◆ **Activity**: Among the records below, find the lines with the word "count" and copy them.
BEGIN Data for processing
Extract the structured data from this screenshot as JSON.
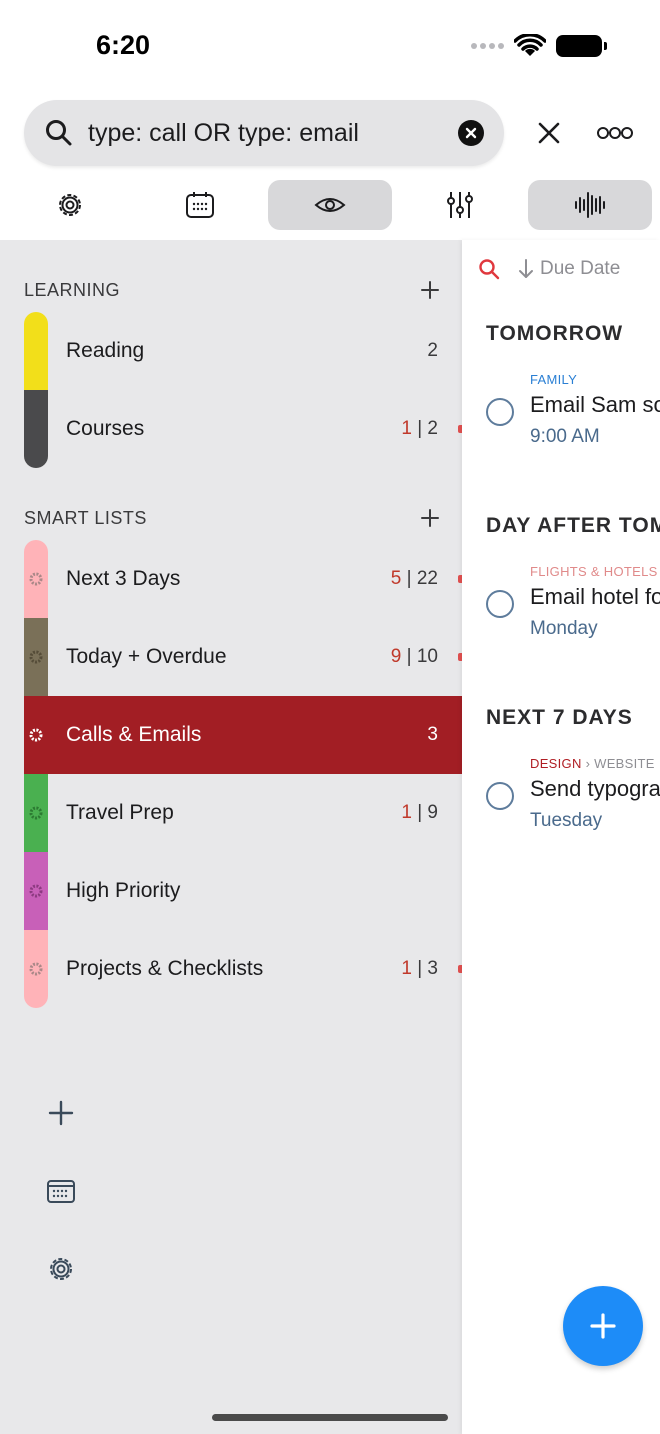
{
  "status": {
    "time": "6:20"
  },
  "search": {
    "query": "type: call OR type: email"
  },
  "sidebar": {
    "sections": [
      {
        "title": "LEARNING",
        "color": "#3a3a3c"
      },
      {
        "title": "SMART LISTS",
        "color": "#3a3a3c"
      }
    ],
    "learning": [
      {
        "label": "Reading",
        "count": "2",
        "overdue": "",
        "color": "#f2df1a"
      },
      {
        "label": "Courses",
        "count": "2",
        "overdue": "1",
        "color": "#4a4a4c"
      }
    ],
    "smart": [
      {
        "label": "Next 3 Days",
        "count": "22",
        "overdue": "5",
        "color": "#ffb3b8"
      },
      {
        "label": "Today + Overdue",
        "count": "10",
        "overdue": "9",
        "color": "#7a7058"
      },
      {
        "label": "Calls & Emails",
        "count": "3",
        "overdue": "",
        "color": "#a21e24"
      },
      {
        "label": "Travel Prep",
        "count": "9",
        "overdue": "1",
        "color": "#4ab050"
      },
      {
        "label": "High Priority",
        "count": "",
        "overdue": "",
        "color": "#c860b8"
      },
      {
        "label": "Projects & Checklists",
        "count": "3",
        "overdue": "1",
        "color": "#ffb3b8"
      }
    ],
    "separator": "|"
  },
  "panel": {
    "sort_label": "Due Date",
    "groups": [
      {
        "title": "TOMORROW"
      },
      {
        "title": "DAY AFTER TOMORROW"
      },
      {
        "title": "NEXT 7 DAYS"
      }
    ],
    "tasks": [
      {
        "tag": "FAMILY",
        "tag_color": "#2a7fd4",
        "tag2": "",
        "title": "Email Sam so",
        "date": "9:00 AM"
      },
      {
        "tag": "FLIGHTS & HOTELS",
        "tag_color": "#e08a8a",
        "tag2": "",
        "title": "Email hotel fo",
        "date": "Monday"
      },
      {
        "tag": "DESIGN",
        "tag_color": "#b01e24",
        "tag2": "› WEBSITE",
        "title": "Send typogra",
        "date": "Tuesday"
      }
    ]
  },
  "colors": {
    "accent": "#a21e24",
    "fab": "#1d8cf8",
    "sidebar_bg": "#e8e8ea"
  }
}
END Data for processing
◆ **Solution to this problem**:
        "count": "2",
        "count": "2",
        "count": "22",
        "count": "10",
        "count": "3",
        "count": "9",
        "count": "",
        "count": "3",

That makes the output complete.